Note: Grant Gallicho beat me to the punch in citing the Ross Douthat column below. I feel I need to give him credit for being first to the blog with it!
In the wake of the election, I’ve been pondering the future of conservatism–both philosophical and political–in the United States. In the wake of the election, some conservatives took comfort in the idea that the United States was a “center-right” country and that there would be a backlash if Obama tacked to hard to the left.
Much depends, of course, on what one means by “center-right.” Over the last half century, the Republican coalition has been held together by a combination of anti-Communism (recently replaced by anti-Terrorism) in foreign policy, anti-tax populism, and social conservatism. That combination proved durable enough to win the majority of the last few presidential elections and to secure majorities in the House and Senate for a reasonable chunk of the last two decades.
It has been argued by better minds than mine that all three of these elements have come under severe strain. The debacle in Iraq has discredited the Republicans’ foreign policy credentials. Taxes will never be popular, but faced with events like Katrina and the current economic storm, a large number of voters seem to be of the opinion that government needs to have sufficient resources and authority to do its job. While some elements of the social conservative program do inspire strong passions among the electorate, the long term trend seems to be what Alan Wolfe once called-accurately or not-”moral freedom.”
People of faith who are political liberals may be inclined to rejoice at these developments, particularly those who suffered attacks from their conservative co-religionists during the most recent election cycle. I would suggest, though, that political liberals who take their religious convictions seriously need to understand that those convictions often stand in tension with key features of contemporary liberalism: a deep–at times almost idolatrous–faith in human reason (and science in particular), its tendency to value the claims of the individual over that of the community, and its suspicion of tradition. A state suffused with these values does not co-exist easily with religious communities who operate from a different set of premises, a point raised by thinkers as diverse as Charles Taylor and Cardinal Francis Stafford.
While my personal political leanings are generally more to the (moderate) left than to the right, I would suggest that American culture needs a strong conservative strain to keep the liberal state from becoming imperial and totalizing. The conservatism we have may not be the conservatism we need, however. A conservatism married too closely to a muscular foreign policy easily becomes an apology for social engineering on an international scale. A conservatism tied too closely to populism undermines one of its central claims, i.e. that certain values do not depend on the will of majorities. Even the defense of tradition–surely a central conservative task–can fail if it blinds us to legitimate claims of justice that can also claim deep historical roots.

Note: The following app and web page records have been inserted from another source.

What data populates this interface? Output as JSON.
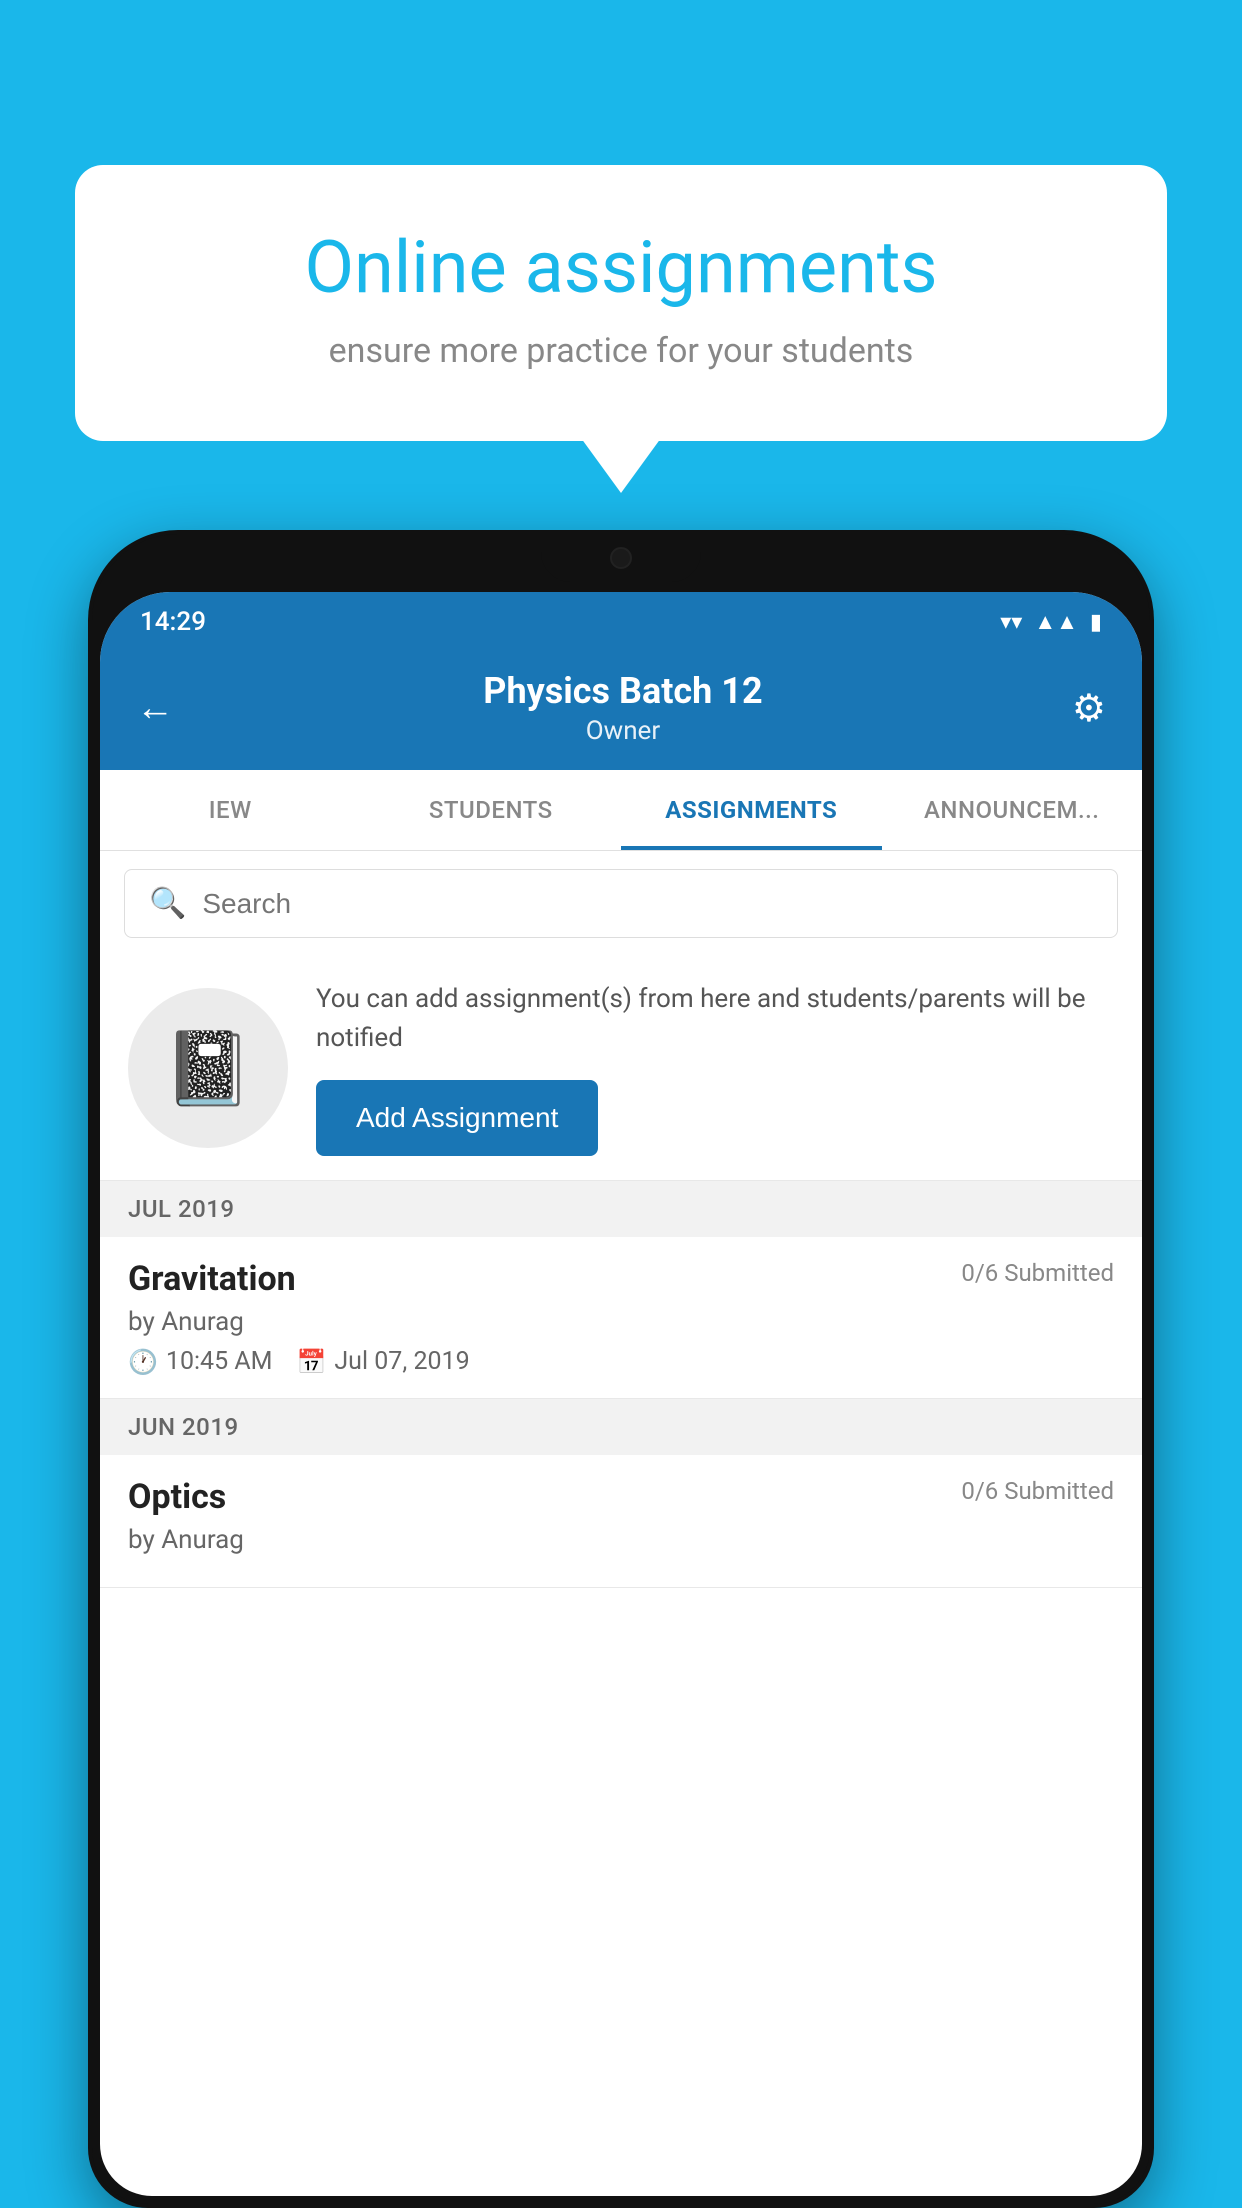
{
  "background_color": "#1ab7ea",
  "speech_bubble": {
    "title": "Online assignments",
    "subtitle": "ensure more practice for your students"
  },
  "status_bar": {
    "time": "14:29",
    "icons": [
      "wifi",
      "signal",
      "battery"
    ]
  },
  "header": {
    "title": "Physics Batch 12",
    "subtitle": "Owner",
    "back_label": "←",
    "gear_label": "⚙"
  },
  "tabs": [
    {
      "label": "IEW",
      "active": false
    },
    {
      "label": "STUDENTS",
      "active": false
    },
    {
      "label": "ASSIGNMENTS",
      "active": true
    },
    {
      "label": "ANNOUNCEM...",
      "active": false
    }
  ],
  "search": {
    "placeholder": "Search"
  },
  "add_assignment_section": {
    "description": "You can add assignment(s) from here and students/parents will be notified",
    "button_label": "Add Assignment"
  },
  "sections": [
    {
      "header": "JUL 2019",
      "items": [
        {
          "name": "Gravitation",
          "submitted": "0/6 Submitted",
          "author": "by Anurag",
          "time": "10:45 AM",
          "date": "Jul 07, 2019"
        }
      ]
    },
    {
      "header": "JUN 2019",
      "items": [
        {
          "name": "Optics",
          "submitted": "0/6 Submitted",
          "author": "by Anurag",
          "time": "",
          "date": ""
        }
      ]
    }
  ]
}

It will be interesting to see what new voices emerge from the wreckage of contemporary conservatism to take up this challenge. One that I am keeping an eye on is a young man named Ross Douthat who is an editor at the Atlantic Monthly and, incidentally, a Catholic (Paul, make a note). The author of two books, he also writes a weblog that is worth adding to your daily reads. Douthat–whose pro-life convictions are certainly not in doubt–recently took George Weigel to task for a column in which Weigel blamed the GOP’s loss of Catholic voters on “settled patterns of mindlessness” and “tribal voting.” Here is Douthat’s assessment of that analysis:
In 1980, ’84 and ’88, Republican (and pro-life) Presidential candidates managed to capture nearly all of the Midwest and the Northeast, “settled patterns of mindlessness” notwithstanding. Now here we are twenty years later, with FDR and JFK even further in the rearview mirror – and yet Weigel wants to chalk up the Republican Party’s horrible showing in these regions to mindless “tribal voting” among Catholic Democrats? This is self-deception, and it ill-behooves pro-lifers to engage in it. John McCain did not lose this election because the Catholic clergy failed to anathematize Barack Obama loudly enough, or because Pennsylvanians and Michiganders thought they were voting for Roosevelt or Truman. He lost it because his party flat-out misgoverned the country, in foreign and domestic policy alike, and because of late the culture war has mattered less to most Americans than the Iraq War and the economic meltdown. And pro-lifers who see the GOP as the only plausible vehicle for their goals have an obligation to look the party’s failures squarely in the face and work to fix them, instead of just doubling down on the case for single-issue pro-life voting.
No, social conservatives aren’t the problem for the GOP. But they haven’t been the solution, either: Too often, on matters ranging from the Iraq War to domestic policy, they’ve served as enablers of Republican folly, rather than as constructive critics. And calling Catholics who voted for Obama “mindless” and “stupid” is a poor substitute for building the sort of Republican Party that can attract the votes of those millions of Americans, Catholic and otherwise, who voted for the Democrats because they thought, not without reason, that George W. Bush was a disastrous president whose party should not be rewarded with a third term in the White House.
Of course, Douthat’s judgment is not infallible. Several months ago, he urged John McCain to consider a relatively unknown Alaska governor as a possible vice-presidential pick…:-)